+++ PROVIDED RECORDS

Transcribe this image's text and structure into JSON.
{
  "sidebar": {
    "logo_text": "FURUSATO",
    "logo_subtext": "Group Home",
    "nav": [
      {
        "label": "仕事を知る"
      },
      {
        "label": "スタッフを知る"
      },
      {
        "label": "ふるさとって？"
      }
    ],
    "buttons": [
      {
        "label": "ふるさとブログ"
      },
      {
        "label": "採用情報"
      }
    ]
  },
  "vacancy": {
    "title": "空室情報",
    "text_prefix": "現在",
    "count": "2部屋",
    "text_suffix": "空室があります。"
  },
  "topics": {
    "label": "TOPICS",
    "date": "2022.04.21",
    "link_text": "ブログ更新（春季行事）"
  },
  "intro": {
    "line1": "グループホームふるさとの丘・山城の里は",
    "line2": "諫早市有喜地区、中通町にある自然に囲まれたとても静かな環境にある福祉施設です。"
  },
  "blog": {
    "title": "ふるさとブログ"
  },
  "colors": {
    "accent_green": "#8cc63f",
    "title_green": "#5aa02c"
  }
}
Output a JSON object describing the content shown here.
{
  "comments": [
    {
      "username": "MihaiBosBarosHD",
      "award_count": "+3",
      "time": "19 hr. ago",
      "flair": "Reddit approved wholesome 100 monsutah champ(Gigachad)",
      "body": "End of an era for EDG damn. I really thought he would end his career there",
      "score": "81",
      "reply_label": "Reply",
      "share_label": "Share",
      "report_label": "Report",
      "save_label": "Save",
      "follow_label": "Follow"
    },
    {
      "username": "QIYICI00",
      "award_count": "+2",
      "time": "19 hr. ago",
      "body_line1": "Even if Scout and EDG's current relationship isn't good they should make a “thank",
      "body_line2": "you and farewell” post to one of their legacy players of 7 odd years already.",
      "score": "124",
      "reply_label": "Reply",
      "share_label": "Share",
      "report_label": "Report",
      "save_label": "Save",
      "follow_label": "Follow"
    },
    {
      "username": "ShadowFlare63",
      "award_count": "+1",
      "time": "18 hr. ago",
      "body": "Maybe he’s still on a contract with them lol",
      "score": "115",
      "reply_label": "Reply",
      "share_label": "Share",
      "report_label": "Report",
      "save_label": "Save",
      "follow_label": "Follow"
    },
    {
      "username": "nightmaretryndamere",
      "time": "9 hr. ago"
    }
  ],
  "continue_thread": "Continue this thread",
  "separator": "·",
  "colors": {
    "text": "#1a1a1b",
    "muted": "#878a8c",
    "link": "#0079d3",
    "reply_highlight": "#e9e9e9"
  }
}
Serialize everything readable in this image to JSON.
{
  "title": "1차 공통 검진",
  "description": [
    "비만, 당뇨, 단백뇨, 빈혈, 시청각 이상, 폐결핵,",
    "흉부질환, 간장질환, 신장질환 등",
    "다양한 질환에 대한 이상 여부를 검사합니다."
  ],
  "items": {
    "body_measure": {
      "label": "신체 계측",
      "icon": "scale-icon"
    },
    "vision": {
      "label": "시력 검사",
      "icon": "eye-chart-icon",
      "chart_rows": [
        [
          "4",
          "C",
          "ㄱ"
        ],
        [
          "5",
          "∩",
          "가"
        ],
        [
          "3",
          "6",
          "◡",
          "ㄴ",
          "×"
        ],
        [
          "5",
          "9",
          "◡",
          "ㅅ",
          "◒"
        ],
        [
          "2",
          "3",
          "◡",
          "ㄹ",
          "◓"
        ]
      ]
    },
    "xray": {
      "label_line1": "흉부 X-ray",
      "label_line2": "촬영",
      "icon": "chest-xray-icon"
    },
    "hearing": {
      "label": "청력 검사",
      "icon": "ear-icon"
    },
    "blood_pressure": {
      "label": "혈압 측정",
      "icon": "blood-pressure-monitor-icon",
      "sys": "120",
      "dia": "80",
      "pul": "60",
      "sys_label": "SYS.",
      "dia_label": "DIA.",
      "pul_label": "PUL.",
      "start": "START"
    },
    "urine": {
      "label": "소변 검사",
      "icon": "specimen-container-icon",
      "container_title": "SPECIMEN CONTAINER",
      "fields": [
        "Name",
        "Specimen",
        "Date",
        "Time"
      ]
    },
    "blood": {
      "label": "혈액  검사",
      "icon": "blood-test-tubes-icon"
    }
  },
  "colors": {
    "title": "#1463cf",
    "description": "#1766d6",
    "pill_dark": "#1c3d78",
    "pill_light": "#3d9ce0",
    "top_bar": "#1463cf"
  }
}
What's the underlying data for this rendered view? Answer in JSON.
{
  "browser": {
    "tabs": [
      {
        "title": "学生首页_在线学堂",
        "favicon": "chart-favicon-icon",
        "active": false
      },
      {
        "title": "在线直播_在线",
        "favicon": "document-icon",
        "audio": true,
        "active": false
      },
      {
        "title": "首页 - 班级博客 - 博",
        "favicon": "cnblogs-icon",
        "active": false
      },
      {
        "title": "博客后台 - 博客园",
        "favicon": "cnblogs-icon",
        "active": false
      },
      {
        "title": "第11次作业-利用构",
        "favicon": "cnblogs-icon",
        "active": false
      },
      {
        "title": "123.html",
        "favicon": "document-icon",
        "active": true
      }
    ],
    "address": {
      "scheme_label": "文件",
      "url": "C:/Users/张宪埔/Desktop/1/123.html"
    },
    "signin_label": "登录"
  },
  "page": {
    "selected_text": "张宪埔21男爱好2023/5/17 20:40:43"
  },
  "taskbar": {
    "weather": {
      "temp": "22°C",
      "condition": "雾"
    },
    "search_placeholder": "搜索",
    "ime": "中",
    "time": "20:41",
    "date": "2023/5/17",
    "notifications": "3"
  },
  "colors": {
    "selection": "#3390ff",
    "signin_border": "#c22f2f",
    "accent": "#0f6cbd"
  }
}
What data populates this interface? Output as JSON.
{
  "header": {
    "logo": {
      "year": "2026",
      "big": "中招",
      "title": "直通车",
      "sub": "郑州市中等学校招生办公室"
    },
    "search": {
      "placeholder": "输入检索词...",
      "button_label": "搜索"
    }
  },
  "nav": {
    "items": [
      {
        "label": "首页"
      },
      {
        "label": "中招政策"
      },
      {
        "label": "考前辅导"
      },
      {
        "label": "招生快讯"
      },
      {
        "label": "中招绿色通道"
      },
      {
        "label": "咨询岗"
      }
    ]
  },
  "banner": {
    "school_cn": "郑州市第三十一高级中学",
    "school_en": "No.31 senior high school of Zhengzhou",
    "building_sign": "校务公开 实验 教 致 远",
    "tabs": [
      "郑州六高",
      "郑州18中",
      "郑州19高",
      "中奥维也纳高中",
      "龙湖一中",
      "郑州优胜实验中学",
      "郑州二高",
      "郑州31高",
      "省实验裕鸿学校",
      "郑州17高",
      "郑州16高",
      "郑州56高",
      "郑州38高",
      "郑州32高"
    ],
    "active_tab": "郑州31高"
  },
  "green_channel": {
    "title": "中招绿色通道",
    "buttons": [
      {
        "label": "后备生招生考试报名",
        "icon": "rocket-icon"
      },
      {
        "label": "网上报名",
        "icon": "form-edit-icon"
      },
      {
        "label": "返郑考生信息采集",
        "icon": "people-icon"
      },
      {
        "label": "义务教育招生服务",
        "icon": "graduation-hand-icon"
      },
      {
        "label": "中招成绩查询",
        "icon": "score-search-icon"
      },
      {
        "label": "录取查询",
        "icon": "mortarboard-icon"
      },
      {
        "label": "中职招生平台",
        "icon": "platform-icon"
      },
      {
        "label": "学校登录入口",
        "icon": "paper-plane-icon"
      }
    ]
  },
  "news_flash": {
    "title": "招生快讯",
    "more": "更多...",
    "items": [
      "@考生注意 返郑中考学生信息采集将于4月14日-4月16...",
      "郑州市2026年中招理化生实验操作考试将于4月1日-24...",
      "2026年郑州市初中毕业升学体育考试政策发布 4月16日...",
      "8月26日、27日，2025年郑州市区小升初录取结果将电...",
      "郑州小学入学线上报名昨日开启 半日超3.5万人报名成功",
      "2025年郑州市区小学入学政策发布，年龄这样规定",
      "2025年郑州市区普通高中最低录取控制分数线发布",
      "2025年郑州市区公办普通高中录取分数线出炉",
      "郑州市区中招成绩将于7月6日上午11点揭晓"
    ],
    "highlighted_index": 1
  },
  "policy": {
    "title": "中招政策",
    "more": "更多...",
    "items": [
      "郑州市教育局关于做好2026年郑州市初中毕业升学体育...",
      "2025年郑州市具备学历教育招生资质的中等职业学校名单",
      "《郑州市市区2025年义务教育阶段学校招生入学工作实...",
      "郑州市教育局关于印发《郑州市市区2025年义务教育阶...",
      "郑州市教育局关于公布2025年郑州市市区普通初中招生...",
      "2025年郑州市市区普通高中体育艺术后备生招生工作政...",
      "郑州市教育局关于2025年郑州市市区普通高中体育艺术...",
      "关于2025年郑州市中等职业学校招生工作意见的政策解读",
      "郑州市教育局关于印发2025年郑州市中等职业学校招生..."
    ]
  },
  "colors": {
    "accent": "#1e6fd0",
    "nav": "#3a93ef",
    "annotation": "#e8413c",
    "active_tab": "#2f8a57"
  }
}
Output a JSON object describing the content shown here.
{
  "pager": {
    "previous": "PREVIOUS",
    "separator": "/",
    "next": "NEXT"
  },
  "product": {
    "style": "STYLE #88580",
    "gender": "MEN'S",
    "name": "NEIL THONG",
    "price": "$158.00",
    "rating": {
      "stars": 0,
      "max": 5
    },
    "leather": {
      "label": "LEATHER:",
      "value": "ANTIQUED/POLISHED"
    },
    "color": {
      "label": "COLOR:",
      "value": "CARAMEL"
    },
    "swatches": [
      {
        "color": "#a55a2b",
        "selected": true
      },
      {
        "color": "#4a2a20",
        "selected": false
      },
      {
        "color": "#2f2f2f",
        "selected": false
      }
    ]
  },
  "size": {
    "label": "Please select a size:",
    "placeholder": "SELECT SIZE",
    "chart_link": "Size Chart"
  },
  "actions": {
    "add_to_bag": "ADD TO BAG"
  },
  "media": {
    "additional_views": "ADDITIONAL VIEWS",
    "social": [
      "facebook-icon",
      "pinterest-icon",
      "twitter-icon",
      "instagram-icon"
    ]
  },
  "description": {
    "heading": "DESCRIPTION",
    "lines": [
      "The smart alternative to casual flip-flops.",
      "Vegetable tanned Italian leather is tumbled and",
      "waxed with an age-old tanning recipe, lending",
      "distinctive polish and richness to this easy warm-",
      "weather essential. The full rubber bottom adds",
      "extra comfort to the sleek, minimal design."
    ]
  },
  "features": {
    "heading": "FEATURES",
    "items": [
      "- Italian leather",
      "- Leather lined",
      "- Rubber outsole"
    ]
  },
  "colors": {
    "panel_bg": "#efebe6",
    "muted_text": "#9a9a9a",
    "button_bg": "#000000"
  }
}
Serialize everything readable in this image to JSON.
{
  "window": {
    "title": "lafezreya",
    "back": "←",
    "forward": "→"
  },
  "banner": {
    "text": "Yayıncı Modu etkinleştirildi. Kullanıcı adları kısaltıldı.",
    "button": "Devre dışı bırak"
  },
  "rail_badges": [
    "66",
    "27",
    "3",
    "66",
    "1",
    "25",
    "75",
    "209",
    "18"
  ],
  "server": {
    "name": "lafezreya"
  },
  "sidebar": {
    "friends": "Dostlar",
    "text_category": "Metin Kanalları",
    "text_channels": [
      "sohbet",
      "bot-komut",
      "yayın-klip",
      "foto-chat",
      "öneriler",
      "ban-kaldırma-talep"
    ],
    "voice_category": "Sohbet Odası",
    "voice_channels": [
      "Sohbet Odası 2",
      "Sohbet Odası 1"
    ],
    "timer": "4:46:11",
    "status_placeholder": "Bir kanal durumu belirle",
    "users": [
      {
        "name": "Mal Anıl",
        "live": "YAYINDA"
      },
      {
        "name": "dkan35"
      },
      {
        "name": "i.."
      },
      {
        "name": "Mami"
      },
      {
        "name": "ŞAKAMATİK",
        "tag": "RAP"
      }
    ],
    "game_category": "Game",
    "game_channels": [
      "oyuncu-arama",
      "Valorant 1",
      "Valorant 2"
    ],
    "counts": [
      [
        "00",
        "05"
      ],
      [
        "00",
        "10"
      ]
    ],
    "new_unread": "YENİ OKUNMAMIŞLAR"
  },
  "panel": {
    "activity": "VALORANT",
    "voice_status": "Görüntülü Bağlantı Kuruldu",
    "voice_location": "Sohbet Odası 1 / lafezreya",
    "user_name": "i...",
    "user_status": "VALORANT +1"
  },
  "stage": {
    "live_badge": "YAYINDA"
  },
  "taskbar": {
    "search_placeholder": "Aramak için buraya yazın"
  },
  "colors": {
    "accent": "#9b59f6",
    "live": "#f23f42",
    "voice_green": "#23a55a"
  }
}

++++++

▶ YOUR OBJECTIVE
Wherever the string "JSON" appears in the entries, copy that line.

▶ OUTPUT OF THE EXERCISE
Transcribe this image's text and structure into JSON.
Output a JSON object describing the content shown here.
Serialize everything readable in this image to JSON.
What's the underlying data for this rendered view? Answer in JSON.
What data populates this interface? Output as JSON.
Output a JSON object describing the content shown here.
Serialize everything readable in this image to JSON.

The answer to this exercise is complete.